### TO DO
Copy each line of the records that includes "Default".

※ ※ ※

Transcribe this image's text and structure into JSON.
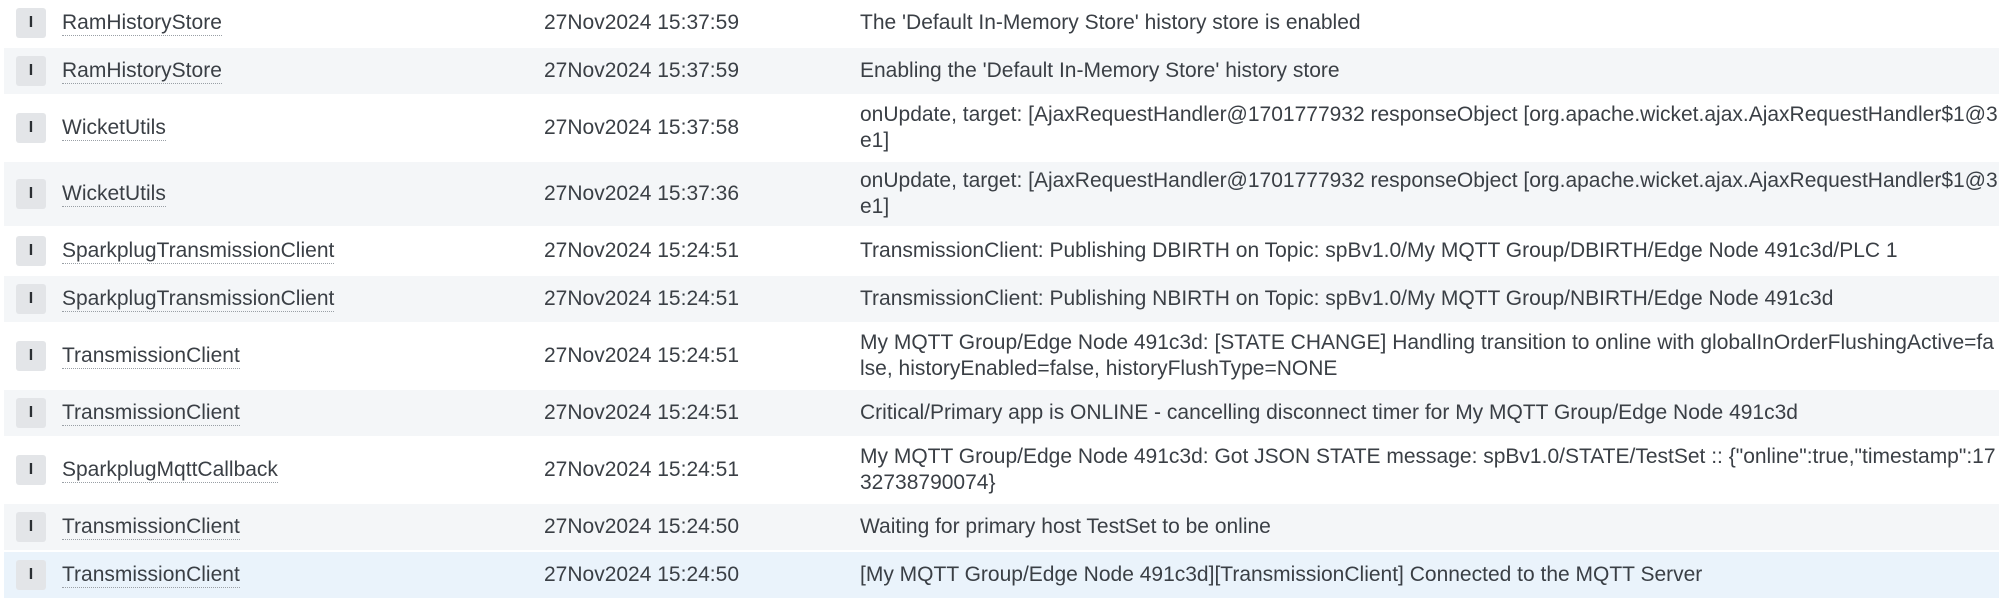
{
  "log": {
    "rows": [
      {
        "level": "I",
        "logger": "RamHistoryStore",
        "timestamp": "27Nov2024 15:37:59",
        "message": "The 'Default In-Memory Store' history store is enabled"
      },
      {
        "level": "I",
        "logger": "RamHistoryStore",
        "timestamp": "27Nov2024 15:37:59",
        "message": "Enabling the 'Default In-Memory Store' history store"
      },
      {
        "level": "I",
        "logger": "WicketUtils",
        "timestamp": "27Nov2024 15:37:58",
        "message": "onUpdate, target: [AjaxRequestHandler@1701777932 responseObject [org.apache.wicket.ajax.AjaxRequestHandler$1@3e1]"
      },
      {
        "level": "I",
        "logger": "WicketUtils",
        "timestamp": "27Nov2024 15:37:36",
        "message": "onUpdate, target: [AjaxRequestHandler@1701777932 responseObject [org.apache.wicket.ajax.AjaxRequestHandler$1@3e1]"
      },
      {
        "level": "I",
        "logger": "SparkplugTransmissionClient",
        "timestamp": "27Nov2024 15:24:51",
        "message": "TransmissionClient: Publishing DBIRTH on Topic: spBv1.0/My MQTT Group/DBIRTH/Edge Node 491c3d/PLC 1"
      },
      {
        "level": "I",
        "logger": "SparkplugTransmissionClient",
        "timestamp": "27Nov2024 15:24:51",
        "message": "TransmissionClient: Publishing NBIRTH on Topic: spBv1.0/My MQTT Group/NBIRTH/Edge Node 491c3d"
      },
      {
        "level": "I",
        "logger": "TransmissionClient",
        "timestamp": "27Nov2024 15:24:51",
        "message": "My MQTT Group/Edge Node 491c3d: [STATE CHANGE] Handling transition to online with globalInOrderFlushingActive=false, historyEnabled=false, historyFlushType=NONE"
      },
      {
        "level": "I",
        "logger": "TransmissionClient",
        "timestamp": "27Nov2024 15:24:51",
        "message": "Critical/Primary app is ONLINE - cancelling disconnect timer for My MQTT Group/Edge Node 491c3d"
      },
      {
        "level": "I",
        "logger": "SparkplugMqttCallback",
        "timestamp": "27Nov2024 15:24:51",
        "message": "My MQTT Group/Edge Node 491c3d: Got JSON STATE message: spBv1.0/STATE/TestSet :: {\"online\":true,\"timestamp\":1732738790074}"
      },
      {
        "level": "I",
        "logger": "TransmissionClient",
        "timestamp": "27Nov2024 15:24:50",
        "message": "Waiting for primary host TestSet to be online"
      },
      {
        "level": "I",
        "logger": "TransmissionClient",
        "timestamp": "27Nov2024 15:24:50",
        "message": "[My MQTT Group/Edge Node 491c3d][TransmissionClient] Connected to the MQTT Server"
      }
    ]
  }
}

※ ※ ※

### EXPECTED ANSWER
        "message": "The 'Default In-Memory Store' history store is enabled"
        "message": "Enabling the 'Default In-Memory Store' history store"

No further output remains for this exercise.